== PROVIDED ENTRIES ==

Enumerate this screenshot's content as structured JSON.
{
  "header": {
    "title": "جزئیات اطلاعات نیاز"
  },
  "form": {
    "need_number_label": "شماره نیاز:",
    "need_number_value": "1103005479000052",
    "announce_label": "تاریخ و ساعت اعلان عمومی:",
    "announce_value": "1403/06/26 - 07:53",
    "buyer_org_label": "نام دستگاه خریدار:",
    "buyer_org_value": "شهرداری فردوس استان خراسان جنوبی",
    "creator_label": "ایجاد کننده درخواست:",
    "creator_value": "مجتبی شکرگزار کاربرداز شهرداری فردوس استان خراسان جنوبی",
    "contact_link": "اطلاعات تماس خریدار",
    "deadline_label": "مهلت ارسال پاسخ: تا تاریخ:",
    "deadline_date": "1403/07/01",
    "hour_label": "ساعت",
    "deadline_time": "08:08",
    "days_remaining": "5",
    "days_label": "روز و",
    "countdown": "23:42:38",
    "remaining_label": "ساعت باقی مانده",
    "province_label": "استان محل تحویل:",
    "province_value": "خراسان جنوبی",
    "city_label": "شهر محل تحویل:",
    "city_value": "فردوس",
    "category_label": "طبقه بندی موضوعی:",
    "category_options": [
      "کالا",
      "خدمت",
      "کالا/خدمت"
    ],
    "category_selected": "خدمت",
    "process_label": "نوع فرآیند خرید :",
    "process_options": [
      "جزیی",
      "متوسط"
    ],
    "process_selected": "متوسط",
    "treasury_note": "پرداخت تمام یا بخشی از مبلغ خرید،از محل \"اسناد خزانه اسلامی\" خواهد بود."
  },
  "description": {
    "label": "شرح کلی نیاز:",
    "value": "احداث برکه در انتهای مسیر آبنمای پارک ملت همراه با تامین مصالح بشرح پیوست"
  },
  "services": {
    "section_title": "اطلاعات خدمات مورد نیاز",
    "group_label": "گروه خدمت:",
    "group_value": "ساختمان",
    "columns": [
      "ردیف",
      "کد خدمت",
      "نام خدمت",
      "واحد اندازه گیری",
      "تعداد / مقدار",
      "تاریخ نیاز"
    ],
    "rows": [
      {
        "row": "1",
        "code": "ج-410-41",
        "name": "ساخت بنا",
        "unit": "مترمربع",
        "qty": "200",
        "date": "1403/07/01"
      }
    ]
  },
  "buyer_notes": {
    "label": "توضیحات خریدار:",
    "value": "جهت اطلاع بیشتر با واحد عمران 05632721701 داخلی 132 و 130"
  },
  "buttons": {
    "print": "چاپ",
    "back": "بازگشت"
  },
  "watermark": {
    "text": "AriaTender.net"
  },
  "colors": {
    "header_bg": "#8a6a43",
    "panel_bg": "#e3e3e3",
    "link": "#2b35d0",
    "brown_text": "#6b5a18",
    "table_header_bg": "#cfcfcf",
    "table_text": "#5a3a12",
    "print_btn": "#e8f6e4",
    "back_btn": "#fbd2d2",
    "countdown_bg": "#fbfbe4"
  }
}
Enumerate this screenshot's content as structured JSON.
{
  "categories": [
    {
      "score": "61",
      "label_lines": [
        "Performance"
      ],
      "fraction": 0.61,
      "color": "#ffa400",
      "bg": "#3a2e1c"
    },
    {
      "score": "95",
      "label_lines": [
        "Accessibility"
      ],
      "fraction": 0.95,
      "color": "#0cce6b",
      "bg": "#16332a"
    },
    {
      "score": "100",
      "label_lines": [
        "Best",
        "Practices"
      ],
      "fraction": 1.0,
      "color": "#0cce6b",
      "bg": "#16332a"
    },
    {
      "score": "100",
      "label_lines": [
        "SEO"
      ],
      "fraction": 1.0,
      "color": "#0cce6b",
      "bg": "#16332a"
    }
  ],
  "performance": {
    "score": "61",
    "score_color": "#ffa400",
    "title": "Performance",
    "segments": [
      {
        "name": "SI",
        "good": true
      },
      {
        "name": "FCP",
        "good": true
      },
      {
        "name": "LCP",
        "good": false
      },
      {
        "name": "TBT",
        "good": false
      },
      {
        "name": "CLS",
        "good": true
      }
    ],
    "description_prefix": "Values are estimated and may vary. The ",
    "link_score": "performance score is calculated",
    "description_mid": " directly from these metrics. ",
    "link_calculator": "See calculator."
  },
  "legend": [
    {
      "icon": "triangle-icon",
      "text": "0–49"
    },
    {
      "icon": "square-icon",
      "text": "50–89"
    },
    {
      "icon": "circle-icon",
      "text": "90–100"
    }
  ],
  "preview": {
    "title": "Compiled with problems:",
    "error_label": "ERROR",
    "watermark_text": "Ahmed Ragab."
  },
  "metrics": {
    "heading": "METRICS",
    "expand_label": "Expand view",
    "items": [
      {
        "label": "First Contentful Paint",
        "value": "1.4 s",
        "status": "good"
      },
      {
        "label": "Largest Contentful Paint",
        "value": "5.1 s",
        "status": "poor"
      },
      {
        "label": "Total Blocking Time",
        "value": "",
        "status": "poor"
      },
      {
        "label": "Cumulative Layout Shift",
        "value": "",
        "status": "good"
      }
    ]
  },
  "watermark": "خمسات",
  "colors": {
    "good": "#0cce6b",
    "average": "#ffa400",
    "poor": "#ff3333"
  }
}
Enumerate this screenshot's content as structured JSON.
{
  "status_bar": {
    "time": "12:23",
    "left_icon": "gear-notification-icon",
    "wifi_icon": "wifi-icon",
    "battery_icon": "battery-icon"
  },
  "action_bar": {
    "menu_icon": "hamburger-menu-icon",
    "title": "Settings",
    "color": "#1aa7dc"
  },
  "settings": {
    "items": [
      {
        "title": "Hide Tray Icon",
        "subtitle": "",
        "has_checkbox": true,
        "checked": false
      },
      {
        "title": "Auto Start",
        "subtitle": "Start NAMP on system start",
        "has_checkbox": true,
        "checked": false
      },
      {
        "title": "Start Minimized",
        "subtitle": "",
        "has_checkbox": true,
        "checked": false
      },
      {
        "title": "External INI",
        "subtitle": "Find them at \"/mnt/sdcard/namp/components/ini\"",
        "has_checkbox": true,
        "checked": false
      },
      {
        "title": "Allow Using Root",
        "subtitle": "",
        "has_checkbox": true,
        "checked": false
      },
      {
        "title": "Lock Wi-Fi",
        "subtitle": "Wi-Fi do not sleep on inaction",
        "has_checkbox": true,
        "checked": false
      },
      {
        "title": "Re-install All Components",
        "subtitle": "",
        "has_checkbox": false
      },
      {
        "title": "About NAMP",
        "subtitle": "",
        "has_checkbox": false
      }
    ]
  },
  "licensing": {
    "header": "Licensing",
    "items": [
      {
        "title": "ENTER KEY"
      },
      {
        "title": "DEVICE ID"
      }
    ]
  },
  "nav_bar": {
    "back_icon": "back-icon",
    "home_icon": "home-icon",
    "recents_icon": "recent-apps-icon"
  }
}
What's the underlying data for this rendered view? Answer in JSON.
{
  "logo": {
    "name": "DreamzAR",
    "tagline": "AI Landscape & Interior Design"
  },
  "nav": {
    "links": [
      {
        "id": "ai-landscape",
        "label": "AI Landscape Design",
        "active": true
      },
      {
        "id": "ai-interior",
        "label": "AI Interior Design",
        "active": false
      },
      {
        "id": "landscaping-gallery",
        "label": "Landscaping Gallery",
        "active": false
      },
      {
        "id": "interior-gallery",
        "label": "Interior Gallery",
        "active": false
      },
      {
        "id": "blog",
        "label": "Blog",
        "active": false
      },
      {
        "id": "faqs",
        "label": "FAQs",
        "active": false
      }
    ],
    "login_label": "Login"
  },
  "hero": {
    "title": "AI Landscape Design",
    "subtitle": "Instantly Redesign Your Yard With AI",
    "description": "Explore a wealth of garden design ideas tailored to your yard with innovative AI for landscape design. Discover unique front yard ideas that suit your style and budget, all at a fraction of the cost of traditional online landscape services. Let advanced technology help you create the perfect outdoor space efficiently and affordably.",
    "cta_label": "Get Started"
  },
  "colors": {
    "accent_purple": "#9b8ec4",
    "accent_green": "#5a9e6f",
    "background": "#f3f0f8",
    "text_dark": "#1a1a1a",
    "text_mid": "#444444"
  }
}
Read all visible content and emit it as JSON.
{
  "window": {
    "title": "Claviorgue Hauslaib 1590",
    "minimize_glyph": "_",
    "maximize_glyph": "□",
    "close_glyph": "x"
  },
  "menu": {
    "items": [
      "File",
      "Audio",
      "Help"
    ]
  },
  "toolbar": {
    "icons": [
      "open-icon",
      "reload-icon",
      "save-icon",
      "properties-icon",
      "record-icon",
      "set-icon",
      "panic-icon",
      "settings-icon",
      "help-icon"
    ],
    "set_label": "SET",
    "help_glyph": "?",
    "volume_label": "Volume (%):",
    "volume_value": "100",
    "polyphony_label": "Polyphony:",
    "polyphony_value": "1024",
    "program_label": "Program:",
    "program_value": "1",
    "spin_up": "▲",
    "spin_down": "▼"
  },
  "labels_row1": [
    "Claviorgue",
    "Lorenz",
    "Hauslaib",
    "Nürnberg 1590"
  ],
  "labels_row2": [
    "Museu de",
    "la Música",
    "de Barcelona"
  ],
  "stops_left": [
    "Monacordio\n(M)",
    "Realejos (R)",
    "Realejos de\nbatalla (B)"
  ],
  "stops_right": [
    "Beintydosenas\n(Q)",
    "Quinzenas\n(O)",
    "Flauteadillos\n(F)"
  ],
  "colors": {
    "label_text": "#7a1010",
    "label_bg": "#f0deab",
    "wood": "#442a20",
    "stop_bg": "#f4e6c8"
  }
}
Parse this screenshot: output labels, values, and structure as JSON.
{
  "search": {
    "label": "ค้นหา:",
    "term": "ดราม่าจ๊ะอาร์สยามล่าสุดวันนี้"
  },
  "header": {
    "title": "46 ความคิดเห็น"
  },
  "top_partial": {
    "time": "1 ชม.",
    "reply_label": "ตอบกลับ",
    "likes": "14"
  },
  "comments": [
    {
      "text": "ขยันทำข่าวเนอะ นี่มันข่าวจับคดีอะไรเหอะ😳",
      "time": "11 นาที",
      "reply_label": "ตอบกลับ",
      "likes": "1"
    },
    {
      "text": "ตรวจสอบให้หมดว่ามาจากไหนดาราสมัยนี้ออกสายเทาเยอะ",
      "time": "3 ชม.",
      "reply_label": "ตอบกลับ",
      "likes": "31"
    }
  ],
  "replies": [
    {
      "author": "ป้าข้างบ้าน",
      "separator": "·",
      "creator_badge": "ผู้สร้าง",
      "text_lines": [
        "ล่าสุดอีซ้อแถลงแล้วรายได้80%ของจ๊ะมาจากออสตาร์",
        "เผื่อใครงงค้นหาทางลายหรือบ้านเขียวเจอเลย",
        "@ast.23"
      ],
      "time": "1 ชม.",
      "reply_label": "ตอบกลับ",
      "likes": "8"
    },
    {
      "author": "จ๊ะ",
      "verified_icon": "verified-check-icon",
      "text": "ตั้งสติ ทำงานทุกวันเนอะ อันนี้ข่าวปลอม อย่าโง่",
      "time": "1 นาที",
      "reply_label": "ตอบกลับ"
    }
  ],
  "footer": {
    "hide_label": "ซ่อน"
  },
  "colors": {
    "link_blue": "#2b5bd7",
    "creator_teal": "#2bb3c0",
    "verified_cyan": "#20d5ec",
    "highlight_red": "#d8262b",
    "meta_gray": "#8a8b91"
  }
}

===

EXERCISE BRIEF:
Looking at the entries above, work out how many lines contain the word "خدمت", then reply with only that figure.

SOLUTION:
6